**** TASK DATA ****

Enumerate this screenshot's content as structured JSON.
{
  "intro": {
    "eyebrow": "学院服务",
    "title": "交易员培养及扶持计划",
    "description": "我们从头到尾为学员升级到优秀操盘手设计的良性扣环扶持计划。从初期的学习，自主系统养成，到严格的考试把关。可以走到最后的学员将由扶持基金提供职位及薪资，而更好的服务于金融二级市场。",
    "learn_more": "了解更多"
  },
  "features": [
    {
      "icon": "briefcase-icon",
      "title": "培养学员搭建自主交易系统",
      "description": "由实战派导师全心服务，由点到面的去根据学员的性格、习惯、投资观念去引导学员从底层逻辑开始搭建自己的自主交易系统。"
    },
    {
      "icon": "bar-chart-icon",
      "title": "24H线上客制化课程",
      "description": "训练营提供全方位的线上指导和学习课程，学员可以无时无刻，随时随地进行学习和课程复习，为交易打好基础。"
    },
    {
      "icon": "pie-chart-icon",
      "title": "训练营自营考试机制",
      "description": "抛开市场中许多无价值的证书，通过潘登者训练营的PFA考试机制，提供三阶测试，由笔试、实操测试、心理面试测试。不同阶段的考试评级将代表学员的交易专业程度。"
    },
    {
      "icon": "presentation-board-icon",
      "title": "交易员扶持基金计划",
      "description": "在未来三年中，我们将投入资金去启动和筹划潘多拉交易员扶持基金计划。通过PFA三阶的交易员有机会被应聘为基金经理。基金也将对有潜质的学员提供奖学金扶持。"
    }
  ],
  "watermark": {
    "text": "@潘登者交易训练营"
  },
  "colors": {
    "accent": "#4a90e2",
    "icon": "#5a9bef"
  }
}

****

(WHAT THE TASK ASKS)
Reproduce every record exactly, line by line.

(TASK RESULT)
Enumerate this screenshot's content as structured JSON.
{
  "intro": {
    "eyebrow": "学院服务",
    "title": "交易员培养及扶持计划",
    "description": "我们从头到尾为学员升级到优秀操盘手设计的良性扣环扶持计划。从初期的学习，自主系统养成，到严格的考试把关。可以走到最后的学员将由扶持基金提供职位及薪资，而更好的服务于金融二级市场。",
    "learn_more": "了解更多"
  },
  "features": [
    {
      "icon": "briefcase-icon",
      "title": "培养学员搭建自主交易系统",
      "description": "由实战派导师全心服务，由点到面的去根据学员的性格、习惯、投资观念去引导学员从底层逻辑开始搭建自己的自主交易系统。"
    },
    {
      "icon": "bar-chart-icon",
      "title": "24H线上客制化课程",
      "description": "训练营提供全方位的线上指导和学习课程，学员可以无时无刻，随时随地进行学习和课程复习，为交易打好基础。"
    },
    {
      "icon": "pie-chart-icon",
      "title": "训练营自营考试机制",
      "description": "抛开市场中许多无价值的证书，通过潘登者训练营的PFA考试机制，提供三阶测试，由笔试、实操测试、心理面试测试。不同阶段的考试评级将代表学员的交易专业程度。"
    },
    {
      "icon": "presentation-board-icon",
      "title": "交易员扶持基金计划",
      "description": "在未来三年中，我们将投入资金去启动和筹划潘多拉交易员扶持基金计划。通过PFA三阶的交易员有机会被应聘为基金经理。基金也将对有潜质的学员提供奖学金扶持。"
    }
  ],
  "watermark": {
    "text": "@潘登者交易训练营"
  },
  "colors": {
    "accent": "#4a90e2",
    "icon": "#5a9bef"
  }
}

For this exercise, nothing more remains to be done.